Following Monday’s vote by the Grace Presbytery Council, recommending suspension of all in-person business and in-person worship (heeding COVID-19 protocol) a team of presbytery church communicators is now meeting virtually via Zoom on a regular basis.
Our goal is to share ideas, the victories we are experiencing (hundreds of people worshipping virtually; thousands of views for worship services!) and learn from one another’s mistakes. Other groups now meeting via Zoom include pastors, sessions, Christian educators, youth leaders and even some fellowship groups.
So, what is Zoom? And is it a fit for your church?
Zoom is a video conferencing tool for hosting meetings and gatherings online. It’s free to sign-up and participate in Zoom gatherings, and paid options start at $14.99/month for small teams.
Is it best for worship? or Sunday School gatherings? Zoom can help your church make that determination. Rev. Bruce Reyes-Chow, First Presbyterian Church, Palo Alto, also has Zoom insights and tutorials available for PCUSA church leaders.
What about Facebook Live? Are congregations using this option? Yes!
Justin Dean, editor at SundayMag, an online magazine for churches and pastors, shared his church’s experience with Facebook Live during a 2019 snowstorm that prevented worshipers from making it to church:
“Our lead pastor went live on Facebook from his home. He setup an iPhone, sat at his desk, and preached his sermon live to the church Facebook page. An email went out as well as social media posts promoting it. It was intimate, fun, and did the trick!
Our worship pastor even went live on Facebook from his home. He setup an iPhone, grabbed his guitar and performed a few songs. It cost nothing, used the equipment they had in their pockets, and kept our church connected.”
But is it really that easy? It can be, but it helps to keep in mind the following tips:
- What tools does your church already have in place; is there a social media platform your members are already comfortable using? For a lot of churches, that’s Facebook.
- Don’t underestimate the importance of good audio. iPhones shoot great video (as do Android devices) but the sound isn’t always great. Consider this inexpensive option for a plugin microphone. And remember, the closer the mic is to the person speaking, the better.
- Put a tripod on your list, too. And you’ll need a volunteer to help you film, while viewing the feed and monitoring comments from your viewers.
- NorthPark Presbyterian Church in Dallas streamed via Facebook Live on Sunday, March 15 from Rev. Nicole Bates’ office. The result was fantastic! (Nicole is pictured above)
What about YouTube? Vimeo? Different or the same?
Several of our congregations already have a dedicated YouTube channel.

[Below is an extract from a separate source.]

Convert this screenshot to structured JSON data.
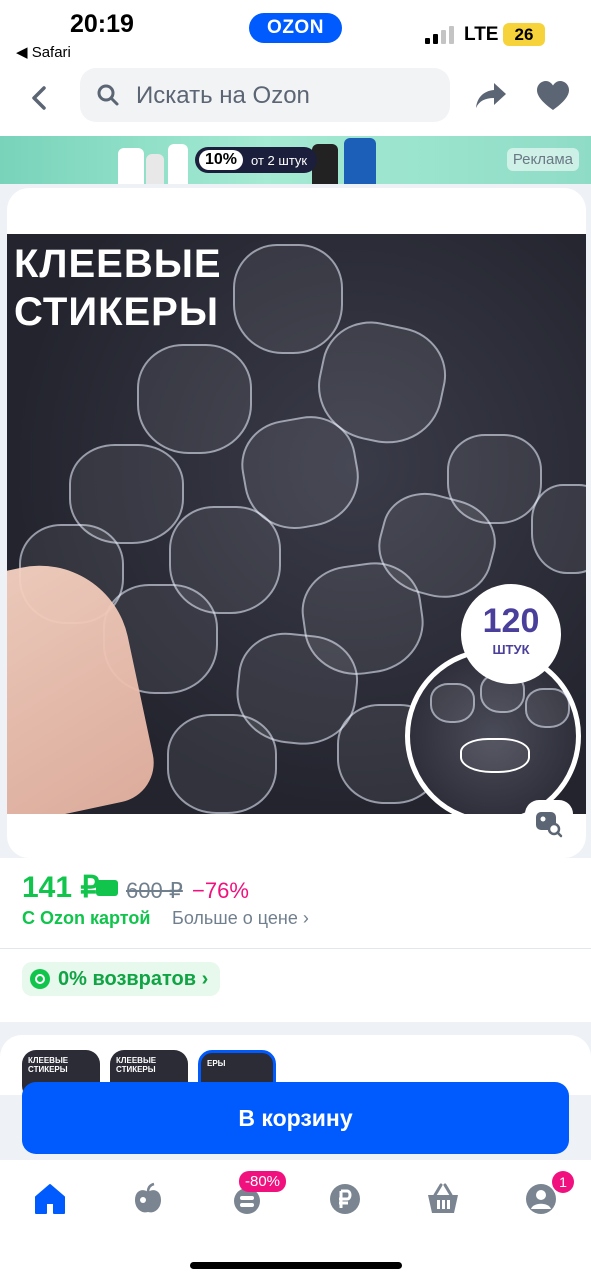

YouTube is a great no-cost option that works a lot like Facebook Live, but YouTube and Facebook do not play well together, so it’s best to not combine the two by sharing YouTube links to Facebook.
Another option (one that requires membership; starting at $7/month) is Vimeo. Vimeo allows for more privacy options and keeps viewers on your page, enabling them to view multiple offerings/videos without losing the viewer to ads and “suggested content.” Vimeo is an affordable option for pre-recorded offerings.
Licensing Music: What about copyrights?
Whether you choose to live-stream (via Facebook Live! or YouTube) or use a pre-recorded worship service (via YouTube or Vimeo), if it includes music, you have to consider copyright laws.
It’s intricate, it can seem complicated, but if you’re projecting written music during worship, recording hymns, or streaming services that contain music, you need copyright permission to do so. As of March 15, 2020, One License is offering gratis licenses valid through April 15. It’s definitely an offer your congregation should take advantage of and put to use.
One License will cover a great deal of the copyrighted material contained the Presbyterian Church (USA) hymnal Glory to God.
It gets easier!
While all this may seem overwhelming at first, like most new technology, it gets easier each time you use it. Many of our churches will be pleasantly surprised how often their staff and congregation members make use of these new communication tools.
Church leaders, fellowship groups and volunteers will also find good uses for these online options as we move past the COVID-19 emergency.
Remember to stay connected during the week, too.
Our phones also work the “old fashioned” way. Sometimes we forget, but you can use them to call people!
Here’s the good news: our churches are already reaching out via text, email and calls to church members! And those church members are checking on one other and people in their communities who have needs.
Another nice example: St. Barnabas Presbyterian Church in Richardson is hosting “pastoral chats” via their YouTube channel. These are relaxed visits via video, centered on a bible verse or study, and they’re a good way to keep your members updated on changes to worship schedules and online fellowship opportunities.
Have more questions?
If you have specific questions, or would prefer talking through some of these options, please reach out. We would love to hear from you, and we’re happy to share what we, too, as church communicators are learning on-the-fly and from one another!
We look forward to staying connected with you in the coming weeks!